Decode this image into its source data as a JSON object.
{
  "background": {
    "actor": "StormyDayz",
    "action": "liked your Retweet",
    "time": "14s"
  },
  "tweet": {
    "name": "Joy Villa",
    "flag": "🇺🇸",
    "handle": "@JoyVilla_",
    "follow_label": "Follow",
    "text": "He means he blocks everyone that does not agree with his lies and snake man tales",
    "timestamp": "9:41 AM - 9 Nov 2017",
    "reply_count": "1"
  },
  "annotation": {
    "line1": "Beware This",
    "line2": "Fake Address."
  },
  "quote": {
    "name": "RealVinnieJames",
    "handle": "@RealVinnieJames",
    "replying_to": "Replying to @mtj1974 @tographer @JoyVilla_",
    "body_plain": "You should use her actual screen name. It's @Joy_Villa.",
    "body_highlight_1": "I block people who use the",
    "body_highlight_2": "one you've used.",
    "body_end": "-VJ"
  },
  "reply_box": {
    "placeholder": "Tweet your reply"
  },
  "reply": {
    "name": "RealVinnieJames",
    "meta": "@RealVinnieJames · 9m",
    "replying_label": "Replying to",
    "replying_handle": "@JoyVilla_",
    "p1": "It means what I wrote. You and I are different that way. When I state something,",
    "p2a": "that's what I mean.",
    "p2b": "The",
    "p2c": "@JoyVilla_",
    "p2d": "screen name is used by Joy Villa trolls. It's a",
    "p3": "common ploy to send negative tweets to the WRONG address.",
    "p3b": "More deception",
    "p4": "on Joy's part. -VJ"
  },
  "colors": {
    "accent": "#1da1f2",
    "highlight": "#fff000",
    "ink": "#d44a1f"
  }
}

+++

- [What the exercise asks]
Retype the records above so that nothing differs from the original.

- [Response to the task]
Decode this image into its source data as a JSON object.
{
  "background": {
    "actor": "StormyDayz",
    "action": "liked your Retweet",
    "time": "14s"
  },
  "tweet": {
    "name": "Joy Villa",
    "flag": "🇺🇸",
    "handle": "@JoyVilla_",
    "follow_label": "Follow",
    "text": "He means he blocks everyone that does not agree with his lies and snake man tales",
    "timestamp": "9:41 AM - 9 Nov 2017",
    "reply_count": "1"
  },
  "annotation": {
    "line1": "Beware This",
    "line2": "Fake Address."
  },
  "quote": {
    "name": "RealVinnieJames",
    "handle": "@RealVinnieJames",
    "replying_to": "Replying to @mtj1974 @tographer @JoyVilla_",
    "body_plain": "You should use her actual screen name. It's @Joy_Villa.",
    "body_highlight_1": "I block people who use the",
    "body_highlight_2": "one you've used.",
    "body_end": "-VJ"
  },
  "reply_box": {
    "placeholder": "Tweet your reply"
  },
  "reply": {
    "name": "RealVinnieJames",
    "meta": "@RealVinnieJames · 9m",
    "replying_label": "Replying to",
    "replying_handle": "@JoyVilla_",
    "p1": "It means what I wrote. You and I are different that way. When I state something,",
    "p2a": "that's what I mean.",
    "p2b": "The",
    "p2c": "@JoyVilla_",
    "p2d": "screen name is used by Joy Villa trolls. It's a",
    "p3": "common ploy to send negative tweets to the WRONG address.",
    "p3b": "More deception",
    "p4": "on Joy's part. -VJ"
  },
  "colors": {
    "accent": "#1da1f2",
    "highlight": "#fff000",
    "ink": "#d44a1f"
  }
}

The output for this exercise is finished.